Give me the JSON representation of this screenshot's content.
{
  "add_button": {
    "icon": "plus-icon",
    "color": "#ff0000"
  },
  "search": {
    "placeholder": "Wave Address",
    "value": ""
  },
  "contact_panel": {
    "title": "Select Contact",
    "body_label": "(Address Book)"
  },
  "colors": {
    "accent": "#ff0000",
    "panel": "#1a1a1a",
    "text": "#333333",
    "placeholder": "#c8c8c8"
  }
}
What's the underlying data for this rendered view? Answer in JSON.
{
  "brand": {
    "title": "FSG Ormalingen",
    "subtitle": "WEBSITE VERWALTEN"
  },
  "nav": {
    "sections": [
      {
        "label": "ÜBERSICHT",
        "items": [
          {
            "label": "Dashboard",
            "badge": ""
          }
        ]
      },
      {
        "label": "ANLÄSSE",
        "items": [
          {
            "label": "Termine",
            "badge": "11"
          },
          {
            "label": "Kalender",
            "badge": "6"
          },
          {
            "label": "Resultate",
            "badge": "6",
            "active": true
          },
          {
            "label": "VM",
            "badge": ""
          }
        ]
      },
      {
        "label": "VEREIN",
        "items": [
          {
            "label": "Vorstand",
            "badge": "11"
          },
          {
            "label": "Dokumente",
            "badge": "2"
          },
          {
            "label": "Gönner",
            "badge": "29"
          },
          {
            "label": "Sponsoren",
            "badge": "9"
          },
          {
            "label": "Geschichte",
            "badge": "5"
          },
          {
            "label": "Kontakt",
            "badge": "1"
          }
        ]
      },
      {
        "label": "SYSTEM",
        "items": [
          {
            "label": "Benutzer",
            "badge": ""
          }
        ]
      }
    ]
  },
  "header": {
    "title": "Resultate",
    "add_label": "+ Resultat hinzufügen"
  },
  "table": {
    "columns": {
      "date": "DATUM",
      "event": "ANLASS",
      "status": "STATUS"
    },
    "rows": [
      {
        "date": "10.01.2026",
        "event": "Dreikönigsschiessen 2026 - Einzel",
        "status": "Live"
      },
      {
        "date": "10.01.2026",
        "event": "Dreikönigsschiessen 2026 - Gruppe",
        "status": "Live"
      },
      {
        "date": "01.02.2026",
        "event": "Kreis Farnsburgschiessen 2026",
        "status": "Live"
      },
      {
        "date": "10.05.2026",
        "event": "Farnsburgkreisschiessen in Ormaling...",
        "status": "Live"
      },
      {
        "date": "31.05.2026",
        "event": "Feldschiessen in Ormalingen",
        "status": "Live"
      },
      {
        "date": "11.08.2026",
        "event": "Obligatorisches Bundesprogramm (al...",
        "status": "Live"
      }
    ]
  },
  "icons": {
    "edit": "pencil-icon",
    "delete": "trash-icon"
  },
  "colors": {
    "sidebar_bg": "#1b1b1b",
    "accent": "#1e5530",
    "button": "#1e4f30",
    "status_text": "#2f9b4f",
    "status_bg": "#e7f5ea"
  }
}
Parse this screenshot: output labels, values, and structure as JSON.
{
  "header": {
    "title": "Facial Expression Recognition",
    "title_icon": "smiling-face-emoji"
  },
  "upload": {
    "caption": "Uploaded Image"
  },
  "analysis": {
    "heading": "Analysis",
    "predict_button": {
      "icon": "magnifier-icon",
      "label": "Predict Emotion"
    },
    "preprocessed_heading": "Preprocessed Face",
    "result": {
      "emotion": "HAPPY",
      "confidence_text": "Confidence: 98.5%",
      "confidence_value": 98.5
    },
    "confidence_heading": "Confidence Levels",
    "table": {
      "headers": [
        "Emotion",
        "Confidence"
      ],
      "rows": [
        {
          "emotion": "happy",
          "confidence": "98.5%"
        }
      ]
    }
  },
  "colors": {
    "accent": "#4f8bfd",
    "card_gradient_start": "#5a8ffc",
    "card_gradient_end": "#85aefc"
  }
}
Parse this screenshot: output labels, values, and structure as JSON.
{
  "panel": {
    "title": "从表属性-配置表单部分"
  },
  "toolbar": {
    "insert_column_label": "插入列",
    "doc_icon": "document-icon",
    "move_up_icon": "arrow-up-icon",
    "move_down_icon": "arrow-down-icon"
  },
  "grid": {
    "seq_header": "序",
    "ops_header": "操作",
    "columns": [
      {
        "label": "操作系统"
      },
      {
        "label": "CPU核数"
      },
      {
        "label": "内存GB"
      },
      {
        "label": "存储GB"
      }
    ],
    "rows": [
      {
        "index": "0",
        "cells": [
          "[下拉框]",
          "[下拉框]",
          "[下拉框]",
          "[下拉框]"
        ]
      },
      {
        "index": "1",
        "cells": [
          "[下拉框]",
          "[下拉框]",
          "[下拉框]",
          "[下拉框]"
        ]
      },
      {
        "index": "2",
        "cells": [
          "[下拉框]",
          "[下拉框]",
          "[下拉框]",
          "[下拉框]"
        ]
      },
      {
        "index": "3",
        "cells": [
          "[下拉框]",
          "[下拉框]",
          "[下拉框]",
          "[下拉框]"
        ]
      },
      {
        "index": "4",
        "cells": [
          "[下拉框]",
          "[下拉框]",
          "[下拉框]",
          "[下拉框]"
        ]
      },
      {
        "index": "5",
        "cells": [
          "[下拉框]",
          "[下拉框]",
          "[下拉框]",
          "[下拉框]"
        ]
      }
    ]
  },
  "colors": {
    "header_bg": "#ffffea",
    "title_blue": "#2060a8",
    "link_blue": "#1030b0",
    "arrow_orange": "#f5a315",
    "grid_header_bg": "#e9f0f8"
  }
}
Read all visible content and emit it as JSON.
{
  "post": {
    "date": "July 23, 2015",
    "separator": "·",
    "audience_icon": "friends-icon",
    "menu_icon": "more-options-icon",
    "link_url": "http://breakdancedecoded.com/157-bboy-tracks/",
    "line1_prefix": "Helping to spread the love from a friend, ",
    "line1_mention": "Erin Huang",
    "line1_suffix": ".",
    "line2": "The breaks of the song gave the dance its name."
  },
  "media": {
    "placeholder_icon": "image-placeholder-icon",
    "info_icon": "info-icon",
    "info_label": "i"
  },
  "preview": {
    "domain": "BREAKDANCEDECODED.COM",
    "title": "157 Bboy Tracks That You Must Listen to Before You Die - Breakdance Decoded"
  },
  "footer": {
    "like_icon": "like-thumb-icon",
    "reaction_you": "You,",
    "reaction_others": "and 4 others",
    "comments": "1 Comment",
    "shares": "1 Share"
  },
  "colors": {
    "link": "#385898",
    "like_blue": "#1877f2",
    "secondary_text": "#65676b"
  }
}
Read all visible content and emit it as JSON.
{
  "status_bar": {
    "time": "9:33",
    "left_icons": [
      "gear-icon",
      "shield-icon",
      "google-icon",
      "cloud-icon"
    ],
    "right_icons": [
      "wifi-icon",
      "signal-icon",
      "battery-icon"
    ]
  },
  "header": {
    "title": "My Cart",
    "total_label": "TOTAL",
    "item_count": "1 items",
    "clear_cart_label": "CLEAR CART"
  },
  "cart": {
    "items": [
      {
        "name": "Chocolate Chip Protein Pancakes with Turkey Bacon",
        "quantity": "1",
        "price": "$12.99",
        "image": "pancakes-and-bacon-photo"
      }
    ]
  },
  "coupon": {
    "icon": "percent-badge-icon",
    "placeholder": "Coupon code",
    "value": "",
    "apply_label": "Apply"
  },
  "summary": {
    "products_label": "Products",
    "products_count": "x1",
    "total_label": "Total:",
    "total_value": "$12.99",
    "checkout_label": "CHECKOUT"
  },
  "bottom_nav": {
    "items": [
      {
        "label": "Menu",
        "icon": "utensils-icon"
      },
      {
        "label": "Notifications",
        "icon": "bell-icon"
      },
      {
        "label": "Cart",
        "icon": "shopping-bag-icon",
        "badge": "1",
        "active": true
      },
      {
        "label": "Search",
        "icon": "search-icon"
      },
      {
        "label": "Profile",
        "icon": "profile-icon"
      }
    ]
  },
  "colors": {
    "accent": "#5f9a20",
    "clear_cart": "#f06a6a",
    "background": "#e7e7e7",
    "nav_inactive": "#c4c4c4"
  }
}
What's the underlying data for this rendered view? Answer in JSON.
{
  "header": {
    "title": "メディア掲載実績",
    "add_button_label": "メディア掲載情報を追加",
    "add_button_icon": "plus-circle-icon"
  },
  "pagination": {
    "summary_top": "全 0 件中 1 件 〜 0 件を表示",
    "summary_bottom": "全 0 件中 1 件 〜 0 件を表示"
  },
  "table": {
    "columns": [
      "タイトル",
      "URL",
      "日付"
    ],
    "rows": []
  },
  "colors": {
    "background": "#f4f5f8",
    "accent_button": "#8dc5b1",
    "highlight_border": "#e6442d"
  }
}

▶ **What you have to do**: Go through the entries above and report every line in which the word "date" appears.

▶ **Answer space**:
      "date": "DATUM",
        "date": "10.01.2026",
        "date": "10.01.2026",
        "date": "01.02.2026",
        "date": "10.05.2026",
        "date": "31.05.2026",
        "date": "11.08.2026",
    "date": "July 23, 2015",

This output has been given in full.